Aldous observes, “Orwell’s most famous novel, 1984, enjoyed a renewed wave of attention in the days after the inauguration of Donald Trump.” Indeed, SimanaitisSays surfed this wave in “A Quartet of Alternative-Fact Books.”

To Trump’s credit, Aldous writes, “And as the new president moved into the White House, among his first gestures was to restore the famous Jacob Epstein bust of Churchill to the Oval Office. He is even said to model a scowl on that of Britain’s wartime leader.”

Sir Winston Churchill, bust by Sir Jacob Epstein, 1947. Image from Christie’s.

It was the scowl comment that aroused family interest, but let’s first clarify this matter of the Epstein Churchill bust. I confess that elements of the following read like an Abbott and Costello bit.

The original Epstein was completed in 1947 and cast in an edition of 10, maybe 12, maybe 16. Examples reside in Britain’s Imperial War Museum; the Iziko South African National Gallery; Churchill College, Cambridge; Paris’s Centre George Pompidou—and, since 1965, in the White House.

In recent years, this particular bust was displayed on the White House second floor, outside the Treaty Room, now part of the president’s private rooms. It was this “Treaty Room Churchill” that temporarily moved into the Oval Office at Trump’s request.

However, there had already been an “Oval Office Churchill” there during the George W. Bush presidency. This one had been on loan from the British Government Art Collection while the Treaty Room Churchill was off being restored.

At right, President George W. Bush, with Andrew Natsios, U.S. Special Envoy to Sudan. The Oval Office Churchill is the one against the wall on the viewer’s right.
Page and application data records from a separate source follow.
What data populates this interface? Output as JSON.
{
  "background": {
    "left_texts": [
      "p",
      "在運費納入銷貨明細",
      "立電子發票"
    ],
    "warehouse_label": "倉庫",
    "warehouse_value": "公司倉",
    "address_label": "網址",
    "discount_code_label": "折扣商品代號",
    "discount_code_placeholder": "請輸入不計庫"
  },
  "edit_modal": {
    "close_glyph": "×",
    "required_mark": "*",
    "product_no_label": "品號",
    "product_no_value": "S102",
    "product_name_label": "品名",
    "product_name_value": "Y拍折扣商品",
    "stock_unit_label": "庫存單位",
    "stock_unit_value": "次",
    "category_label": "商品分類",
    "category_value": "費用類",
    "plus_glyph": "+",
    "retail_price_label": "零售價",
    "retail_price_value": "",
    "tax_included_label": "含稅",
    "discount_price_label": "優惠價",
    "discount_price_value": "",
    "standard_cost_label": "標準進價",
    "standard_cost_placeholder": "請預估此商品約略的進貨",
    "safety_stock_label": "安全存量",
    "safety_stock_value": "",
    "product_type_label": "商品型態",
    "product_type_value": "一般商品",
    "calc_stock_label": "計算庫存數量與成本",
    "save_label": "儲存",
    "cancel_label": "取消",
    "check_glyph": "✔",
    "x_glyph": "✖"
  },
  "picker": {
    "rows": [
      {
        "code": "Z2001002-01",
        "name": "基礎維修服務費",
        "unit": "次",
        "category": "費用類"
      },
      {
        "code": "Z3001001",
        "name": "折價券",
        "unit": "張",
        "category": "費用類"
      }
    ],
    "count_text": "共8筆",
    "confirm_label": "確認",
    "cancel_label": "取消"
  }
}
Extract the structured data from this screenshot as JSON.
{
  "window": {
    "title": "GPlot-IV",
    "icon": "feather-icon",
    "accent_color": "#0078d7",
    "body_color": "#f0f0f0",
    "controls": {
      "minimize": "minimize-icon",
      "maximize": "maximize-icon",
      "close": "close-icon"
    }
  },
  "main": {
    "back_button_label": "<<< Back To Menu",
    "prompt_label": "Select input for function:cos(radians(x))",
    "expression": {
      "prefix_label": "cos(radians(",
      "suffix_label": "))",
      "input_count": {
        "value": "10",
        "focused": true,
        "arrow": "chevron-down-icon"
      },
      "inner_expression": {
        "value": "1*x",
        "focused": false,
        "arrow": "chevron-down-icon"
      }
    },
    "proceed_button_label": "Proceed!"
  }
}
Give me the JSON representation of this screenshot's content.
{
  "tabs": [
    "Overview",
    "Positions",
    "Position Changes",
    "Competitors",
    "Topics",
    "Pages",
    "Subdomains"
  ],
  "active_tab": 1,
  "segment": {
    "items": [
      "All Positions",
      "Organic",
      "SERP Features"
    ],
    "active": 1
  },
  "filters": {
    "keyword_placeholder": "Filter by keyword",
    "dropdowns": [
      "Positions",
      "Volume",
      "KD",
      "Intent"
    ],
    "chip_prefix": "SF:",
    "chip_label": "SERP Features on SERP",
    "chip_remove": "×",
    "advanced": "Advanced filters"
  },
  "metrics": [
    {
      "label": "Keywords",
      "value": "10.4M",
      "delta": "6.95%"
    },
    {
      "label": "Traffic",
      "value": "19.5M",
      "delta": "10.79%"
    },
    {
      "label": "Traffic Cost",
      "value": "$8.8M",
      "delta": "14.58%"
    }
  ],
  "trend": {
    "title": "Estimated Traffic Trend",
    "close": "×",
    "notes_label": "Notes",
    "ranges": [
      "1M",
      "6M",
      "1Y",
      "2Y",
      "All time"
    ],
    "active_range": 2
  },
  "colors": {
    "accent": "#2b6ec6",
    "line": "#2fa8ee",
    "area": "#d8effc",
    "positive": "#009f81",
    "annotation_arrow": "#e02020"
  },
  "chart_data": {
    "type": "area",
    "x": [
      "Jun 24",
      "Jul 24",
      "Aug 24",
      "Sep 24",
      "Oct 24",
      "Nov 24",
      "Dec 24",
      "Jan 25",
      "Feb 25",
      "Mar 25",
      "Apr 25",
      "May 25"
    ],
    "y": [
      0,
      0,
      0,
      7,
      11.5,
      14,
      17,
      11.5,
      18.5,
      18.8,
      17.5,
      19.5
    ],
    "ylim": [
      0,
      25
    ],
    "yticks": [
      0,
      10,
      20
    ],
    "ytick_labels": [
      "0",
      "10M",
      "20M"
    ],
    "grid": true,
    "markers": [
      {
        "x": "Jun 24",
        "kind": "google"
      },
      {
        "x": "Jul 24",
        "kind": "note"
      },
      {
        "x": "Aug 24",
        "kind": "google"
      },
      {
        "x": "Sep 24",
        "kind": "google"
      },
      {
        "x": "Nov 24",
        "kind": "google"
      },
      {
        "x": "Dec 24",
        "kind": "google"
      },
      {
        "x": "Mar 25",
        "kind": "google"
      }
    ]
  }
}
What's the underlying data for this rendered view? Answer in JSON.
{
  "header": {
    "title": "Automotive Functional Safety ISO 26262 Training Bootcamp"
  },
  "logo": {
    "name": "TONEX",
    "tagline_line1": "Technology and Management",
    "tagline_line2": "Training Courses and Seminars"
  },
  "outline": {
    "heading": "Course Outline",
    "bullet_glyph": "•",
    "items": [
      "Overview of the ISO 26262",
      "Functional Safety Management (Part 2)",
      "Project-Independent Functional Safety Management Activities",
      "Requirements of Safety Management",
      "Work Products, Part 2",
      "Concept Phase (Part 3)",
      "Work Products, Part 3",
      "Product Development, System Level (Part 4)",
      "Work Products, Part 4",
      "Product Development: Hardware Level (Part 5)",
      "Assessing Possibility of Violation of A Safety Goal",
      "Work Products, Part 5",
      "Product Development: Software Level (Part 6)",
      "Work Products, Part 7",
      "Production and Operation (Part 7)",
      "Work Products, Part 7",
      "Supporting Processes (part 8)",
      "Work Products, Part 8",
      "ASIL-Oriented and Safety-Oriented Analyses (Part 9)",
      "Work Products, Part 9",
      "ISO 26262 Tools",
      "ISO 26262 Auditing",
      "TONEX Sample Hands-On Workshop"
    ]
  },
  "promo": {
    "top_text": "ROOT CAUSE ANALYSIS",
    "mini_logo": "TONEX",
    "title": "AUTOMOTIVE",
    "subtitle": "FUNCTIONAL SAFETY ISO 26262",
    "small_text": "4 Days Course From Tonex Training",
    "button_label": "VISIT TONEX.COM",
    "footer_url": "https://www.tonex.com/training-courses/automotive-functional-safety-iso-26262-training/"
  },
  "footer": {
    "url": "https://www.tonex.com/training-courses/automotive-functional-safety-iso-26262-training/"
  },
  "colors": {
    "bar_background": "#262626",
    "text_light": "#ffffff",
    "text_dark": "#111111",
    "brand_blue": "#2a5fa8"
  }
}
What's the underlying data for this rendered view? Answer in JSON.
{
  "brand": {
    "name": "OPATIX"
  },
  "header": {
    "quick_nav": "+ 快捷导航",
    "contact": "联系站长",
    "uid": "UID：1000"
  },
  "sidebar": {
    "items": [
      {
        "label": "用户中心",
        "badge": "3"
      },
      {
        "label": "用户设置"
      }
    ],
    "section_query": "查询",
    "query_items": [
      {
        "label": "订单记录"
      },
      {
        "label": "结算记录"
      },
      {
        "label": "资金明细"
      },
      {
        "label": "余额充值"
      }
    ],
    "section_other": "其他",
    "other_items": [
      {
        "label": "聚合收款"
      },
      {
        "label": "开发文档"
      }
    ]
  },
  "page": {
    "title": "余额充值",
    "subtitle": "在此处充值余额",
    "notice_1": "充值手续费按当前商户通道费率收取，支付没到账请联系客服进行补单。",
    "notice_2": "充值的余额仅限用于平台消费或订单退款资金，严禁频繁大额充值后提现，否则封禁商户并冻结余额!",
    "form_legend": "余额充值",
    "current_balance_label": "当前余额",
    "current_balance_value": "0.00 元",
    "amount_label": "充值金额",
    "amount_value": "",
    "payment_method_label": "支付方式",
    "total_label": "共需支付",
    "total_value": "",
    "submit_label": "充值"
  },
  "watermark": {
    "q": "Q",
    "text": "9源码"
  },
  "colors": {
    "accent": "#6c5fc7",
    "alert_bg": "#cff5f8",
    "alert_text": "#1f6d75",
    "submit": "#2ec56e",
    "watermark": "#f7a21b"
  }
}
The Oval Office Churchill returned to British hands, its Embassy in Washington, D.C., in 2009. However, it came back to the Oval Office again later in January 2017, when it replaced the Treaty Room Churchill requisitioned there by Trump.

For all I know, the Treaty Room Churchill may be back upstairs. Sir Winston would have likely been capable of clarifying this historical tibdit.

I am on rather firmer ground with family history. When Wife Dottie’s older brother Williard was a little tyke, he was dressed up, much to his evident displeasure, for a photographic portrait.

At left, Sir Winston Churchill, c. age 67. Portrait by Yousuf Karsh. At right, Williard Kemp, c. age two. Portrait by Victor Leopold Hetzel.

Years later, when Wife Dottie mused, “You look like Churchill here,” Williard replied, “Yes, that was the day I bit the bulldog.” ds

© Dennis Simanaitis,, 2017


  1. sabresoftware
    June 17, 2017

    I seem to recall that when asked how he achieved that perfect scowl on Sir Winston’s face, Karsh replied something to the effect “simple, I just confiscated his cigar”.

    Currently I am reading his WWII memoir, in the early part of volume 2. It is a slow read. Fascinating information, but I have to keep a dictionary at hand as he has a tremendous command of the English language, well beyond my feeble skills.

Leave a Reply

Fill in your details below or click an icon to log in: Logo

You are commenting using your account. Log Out /  Change )

Facebook photo

You are commenting using your Facebook account. Log Out /  Change )

Connecting to %s

This site uses Akismet to reduce spam. Learn how your comment data is processed.

%d bloggers like this: